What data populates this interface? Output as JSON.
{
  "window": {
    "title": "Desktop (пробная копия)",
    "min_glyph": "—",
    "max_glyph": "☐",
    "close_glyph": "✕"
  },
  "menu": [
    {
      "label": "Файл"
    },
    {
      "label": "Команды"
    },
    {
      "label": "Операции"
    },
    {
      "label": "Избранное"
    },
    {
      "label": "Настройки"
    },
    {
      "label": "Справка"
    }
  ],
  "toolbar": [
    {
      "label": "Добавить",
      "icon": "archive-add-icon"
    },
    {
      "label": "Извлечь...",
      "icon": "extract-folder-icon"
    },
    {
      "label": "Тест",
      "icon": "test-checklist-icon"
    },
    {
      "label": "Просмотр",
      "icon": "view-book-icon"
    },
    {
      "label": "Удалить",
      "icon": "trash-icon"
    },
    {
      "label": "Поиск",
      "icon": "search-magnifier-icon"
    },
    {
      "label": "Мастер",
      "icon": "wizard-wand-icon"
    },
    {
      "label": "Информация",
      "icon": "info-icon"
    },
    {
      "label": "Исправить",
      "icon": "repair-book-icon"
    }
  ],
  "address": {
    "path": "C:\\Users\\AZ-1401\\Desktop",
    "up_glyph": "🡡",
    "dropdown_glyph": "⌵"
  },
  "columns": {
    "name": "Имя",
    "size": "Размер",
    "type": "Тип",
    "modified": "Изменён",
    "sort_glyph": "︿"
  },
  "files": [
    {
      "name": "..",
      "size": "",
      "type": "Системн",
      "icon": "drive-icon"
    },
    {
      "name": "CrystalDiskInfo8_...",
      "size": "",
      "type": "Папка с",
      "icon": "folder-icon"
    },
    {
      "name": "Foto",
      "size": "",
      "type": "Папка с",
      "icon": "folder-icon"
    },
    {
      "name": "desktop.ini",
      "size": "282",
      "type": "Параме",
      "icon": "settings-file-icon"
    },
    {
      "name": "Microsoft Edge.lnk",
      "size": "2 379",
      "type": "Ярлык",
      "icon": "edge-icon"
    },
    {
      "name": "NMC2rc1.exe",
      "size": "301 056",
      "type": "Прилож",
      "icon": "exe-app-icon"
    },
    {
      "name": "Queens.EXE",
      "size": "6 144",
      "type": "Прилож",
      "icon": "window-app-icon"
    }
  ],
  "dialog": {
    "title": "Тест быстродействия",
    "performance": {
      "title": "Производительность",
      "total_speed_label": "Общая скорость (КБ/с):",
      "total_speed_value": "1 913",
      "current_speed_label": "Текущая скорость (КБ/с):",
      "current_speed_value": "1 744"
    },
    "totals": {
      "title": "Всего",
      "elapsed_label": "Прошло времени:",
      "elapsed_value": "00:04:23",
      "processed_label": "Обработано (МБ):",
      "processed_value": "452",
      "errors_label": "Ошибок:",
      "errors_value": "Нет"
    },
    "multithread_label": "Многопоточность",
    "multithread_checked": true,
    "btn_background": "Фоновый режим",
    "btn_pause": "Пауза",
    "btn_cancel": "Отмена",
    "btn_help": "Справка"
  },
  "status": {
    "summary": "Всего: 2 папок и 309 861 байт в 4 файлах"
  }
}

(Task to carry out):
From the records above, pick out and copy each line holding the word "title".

(Written response):
    "title": "Desktop (пробная копия)",
    "title": "Тест быстродействия",
      "title": "Производительность",
      "title": "Всего",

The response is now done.